BEGIN RECORDS FOR THIS EXERCISE

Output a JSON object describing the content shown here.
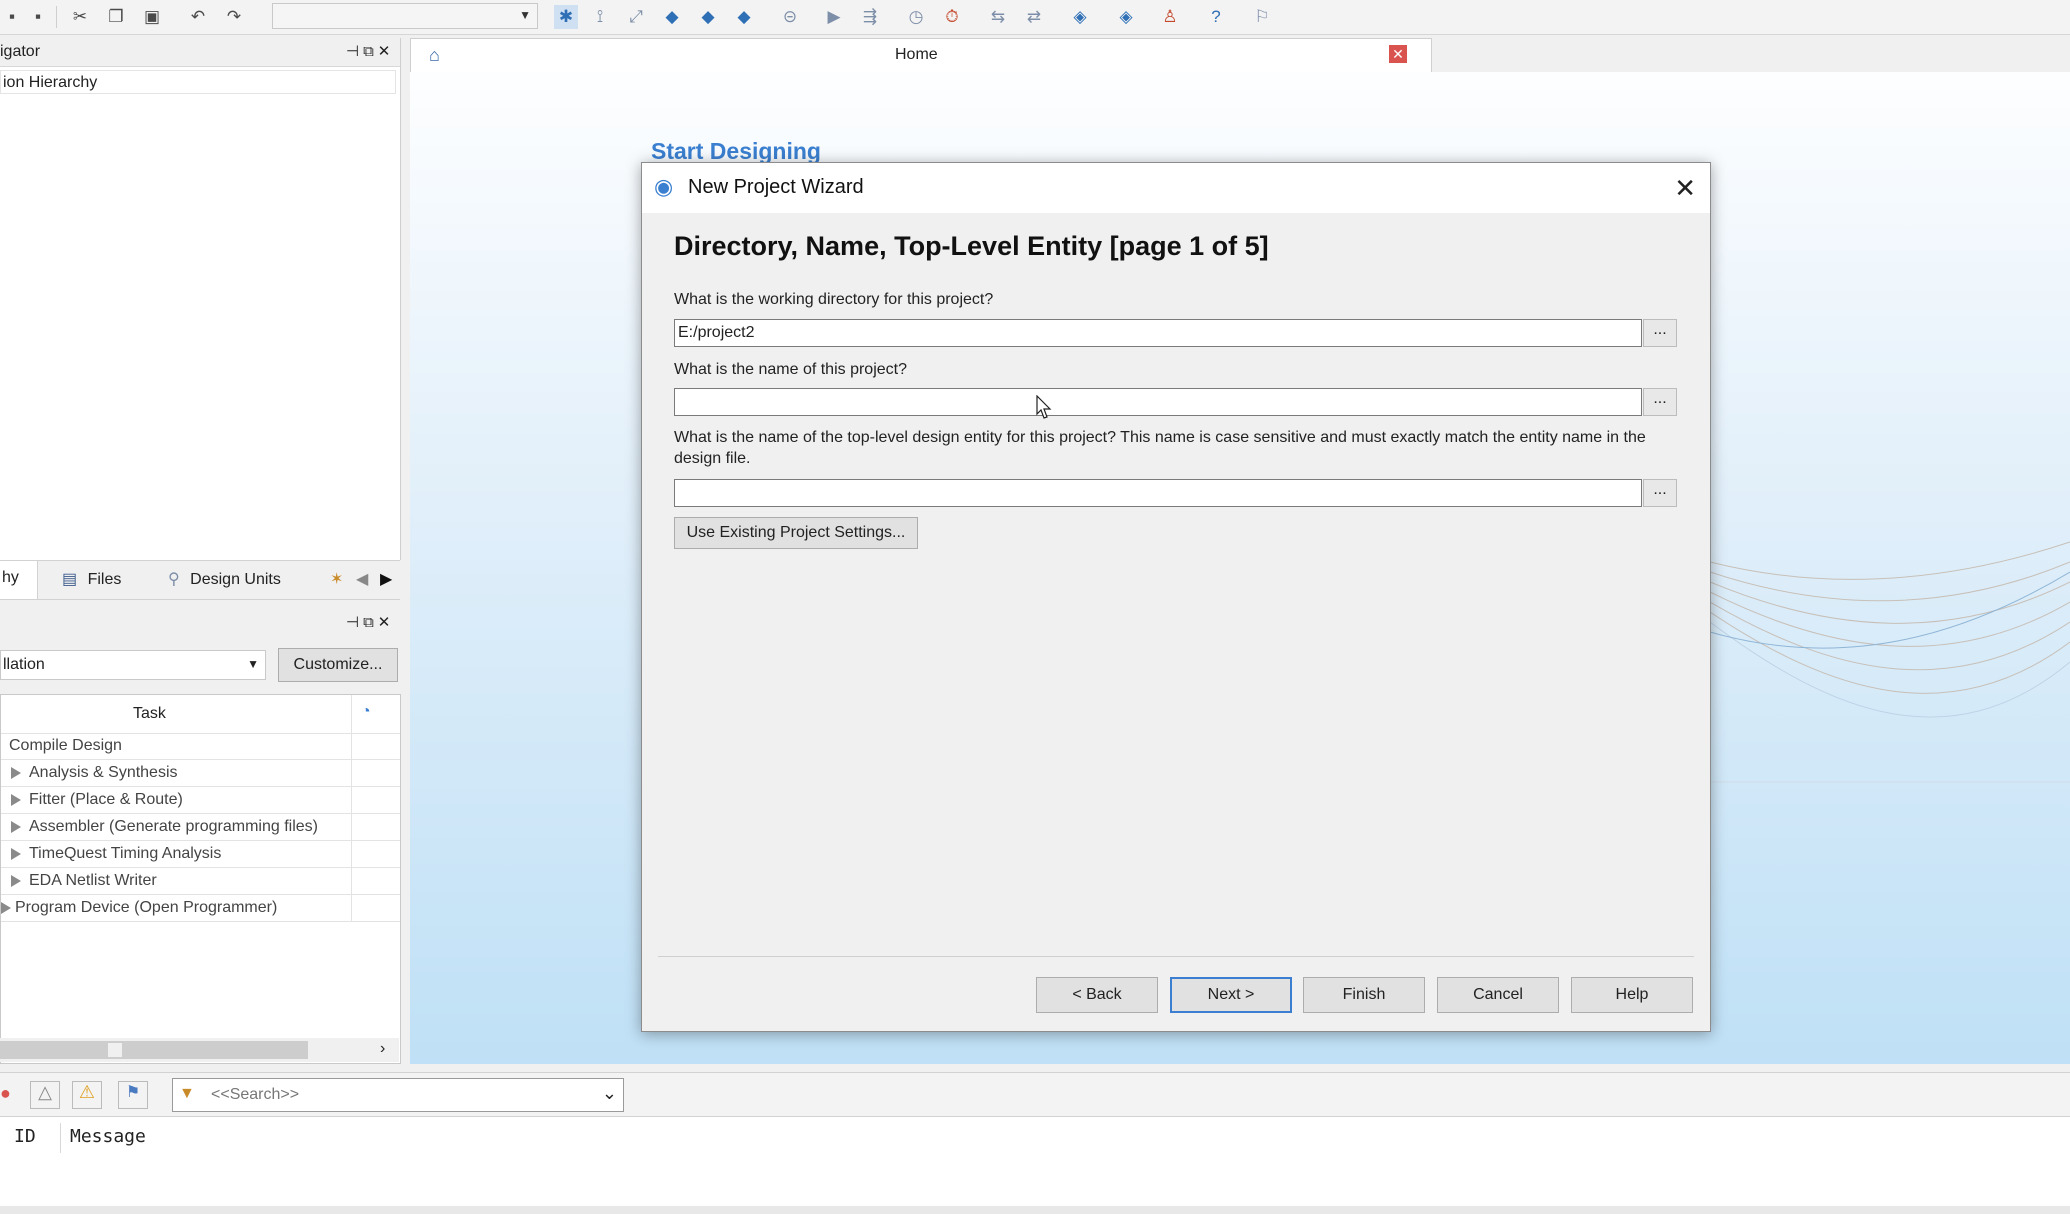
{
  "toolbar": {
    "combo_value": ""
  },
  "project_navigator": {
    "title": "igator",
    "hierarchy_row": "ion Hierarchy",
    "tabs": [
      {
        "label": "hy"
      },
      {
        "label": "Files"
      },
      {
        "label": "Design Units"
      }
    ]
  },
  "tasks": {
    "flow_value": "llation",
    "customize_label": "Customize...",
    "column_task": "Task",
    "rows": [
      {
        "label": "Compile Design"
      },
      {
        "label": "Analysis & Synthesis"
      },
      {
        "label": "Fitter (Place & Route)"
      },
      {
        "label": "Assembler (Generate programming files)"
      },
      {
        "label": "TimeQuest Timing Analysis"
      },
      {
        "label": "EDA Netlist Writer"
      },
      {
        "label": "Program Device (Open Programmer)"
      }
    ]
  },
  "home": {
    "tab_label": "Home",
    "start_designing": "Start Designing"
  },
  "messages": {
    "search_placeholder": "<<Search>>",
    "col_id": "ID",
    "col_message": "Message"
  },
  "dialog": {
    "title": "New Project Wizard",
    "heading": "Directory, Name, Top-Level Entity [page 1 of 5]",
    "q_directory": "What is the working directory for this project?",
    "directory_value": "E:/project2",
    "q_name": "What is the name of this project?",
    "name_value": "",
    "q_top": "What is the name of the top-level design entity for this project? This name is case sensitive and must exactly match the entity name in the design file.",
    "top_value": "",
    "browse_label": "...",
    "use_existing_label": "Use Existing Project Settings...",
    "buttons": {
      "back": "< Back",
      "next": "Next >",
      "finish": "Finish",
      "cancel": "Cancel",
      "help": "Help"
    }
  }
}
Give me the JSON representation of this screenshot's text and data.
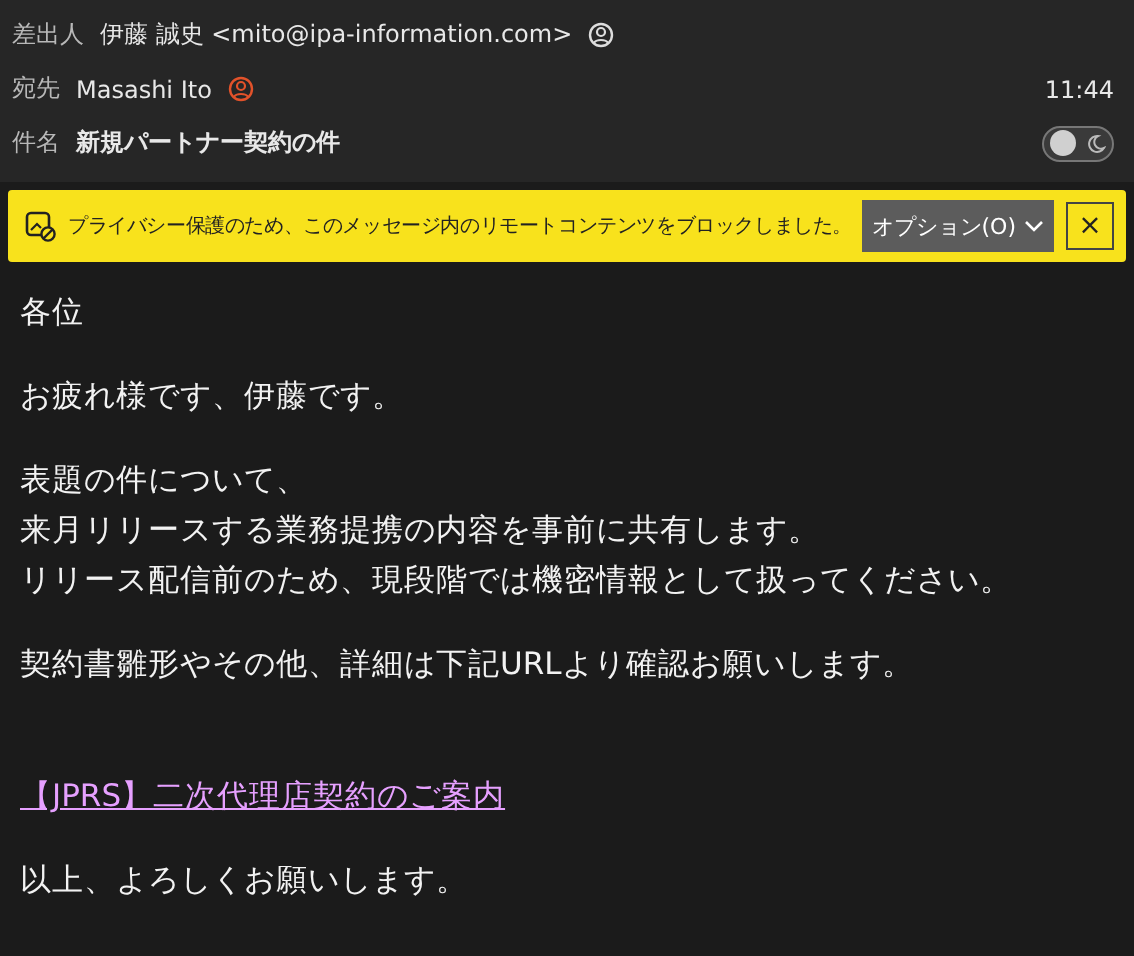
{
  "header": {
    "from": {
      "label": "差出人",
      "value": "伊藤 誠史 <mito@ipa-information.com>"
    },
    "to": {
      "label": "宛先",
      "value": "Masashi Ito"
    },
    "time": "11:44",
    "subject": {
      "label": "件名",
      "value": "新規パートナー契約の件"
    },
    "dark_mode_toggle": {
      "on": false
    }
  },
  "banner": {
    "message": "プライバシー保護のため、このメッセージ内のリモートコンテンツをブロックしました。",
    "options_button": "オプション(O)",
    "close_button": "×"
  },
  "body": [
    {
      "kind": "text",
      "lines": [
        "各位"
      ]
    },
    {
      "kind": "text",
      "lines": [
        "お疲れ様です、伊藤です。"
      ]
    },
    {
      "kind": "text",
      "lines": [
        "表題の件について、",
        "来月リリースする業務提携の内容を事前に共有します。",
        "リリース配信前のため、現段階では機密情報として扱ってください。"
      ]
    },
    {
      "kind": "text",
      "lines": [
        "契約書雛形やその他、詳細は下記URLより確認お願いします。"
      ]
    },
    {
      "kind": "link",
      "lines": [
        "【JPRS】二次代理店契約のご案内"
      ]
    },
    {
      "kind": "text",
      "lines": [
        "以上、よろしくお願いします。"
      ]
    }
  ]
}
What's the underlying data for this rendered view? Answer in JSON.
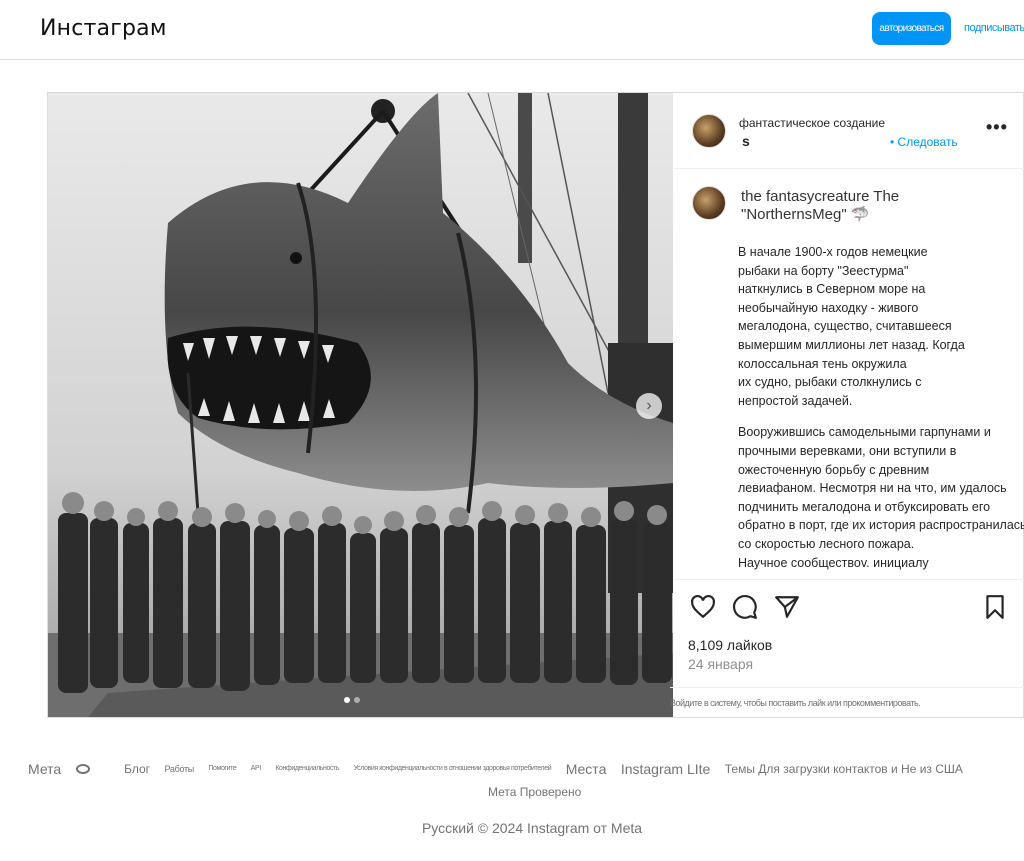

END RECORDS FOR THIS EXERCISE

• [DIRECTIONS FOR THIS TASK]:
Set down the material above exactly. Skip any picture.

• [FINISHED TASK]:
Output a JSON object describing the content shown here.
{
  "toolbar": {
    "combo_value": ""
  },
  "project_navigator": {
    "title": "igator",
    "hierarchy_row": "ion Hierarchy",
    "tabs": [
      {
        "label": "hy"
      },
      {
        "label": "Files"
      },
      {
        "label": "Design Units"
      }
    ]
  },
  "tasks": {
    "flow_value": "llation",
    "customize_label": "Customize...",
    "column_task": "Task",
    "rows": [
      {
        "label": "Compile Design"
      },
      {
        "label": "Analysis & Synthesis"
      },
      {
        "label": "Fitter (Place & Route)"
      },
      {
        "label": "Assembler (Generate programming files)"
      },
      {
        "label": "TimeQuest Timing Analysis"
      },
      {
        "label": "EDA Netlist Writer"
      },
      {
        "label": "Program Device (Open Programmer)"
      }
    ]
  },
  "home": {
    "tab_label": "Home",
    "start_designing": "Start Designing"
  },
  "messages": {
    "search_placeholder": "<<Search>>",
    "col_id": "ID",
    "col_message": "Message"
  },
  "dialog": {
    "title": "New Project Wizard",
    "heading": "Directory, Name, Top-Level Entity [page 1 of 5]",
    "q_directory": "What is the working directory for this project?",
    "directory_value": "E:/project2",
    "q_name": "What is the name of this project?",
    "name_value": "",
    "q_top": "What is the name of the top-level design entity for this project? This name is case sensitive and must exactly match the entity name in the design file.",
    "top_value": "",
    "browse_label": "...",
    "use_existing_label": "Use Existing Project Settings...",
    "buttons": {
      "back": "< Back",
      "next": "Next >",
      "finish": "Finish",
      "cancel": "Cancel",
      "help": "Help"
    }
  }
}
Give me the JSON representation of this screenshot's text and data.
{
  "header": {
    "from": {
      "label": "差出人",
      "value": "伊藤 誠史 <mito@ipa-information.com>"
    },
    "to": {
      "label": "宛先",
      "value": "Masashi Ito"
    },
    "time": "11:44",
    "subject": {
      "label": "件名",
      "value": "新規パートナー契約の件"
    },
    "dark_mode_toggle": {
      "on": false
    }
  },
  "banner": {
    "message": "プライバシー保護のため、このメッセージ内のリモートコンテンツをブロックしました。",
    "options_button": "オプション(O)",
    "close_button": "×"
  },
  "body": [
    {
      "kind": "text",
      "lines": [
        "各位"
      ]
    },
    {
      "kind": "text",
      "lines": [
        "お疲れ様です、伊藤です。"
      ]
    },
    {
      "kind": "text",
      "lines": [
        "表題の件について、",
        "来月リリースする業務提携の内容を事前に共有します。",
        "リリース配信前のため、現段階では機密情報として扱ってください。"
      ]
    },
    {
      "kind": "text",
      "lines": [
        "契約書雛形やその他、詳細は下記URLより確認お願いします。"
      ]
    },
    {
      "kind": "link",
      "lines": [
        "【JPRS】二次代理店契約のご案内"
      ]
    },
    {
      "kind": "text",
      "lines": [
        "以上、よろしくお願いします。"
      ]
    }
  ]
}
What's the underlying data for this rendered view? Answer in JSON.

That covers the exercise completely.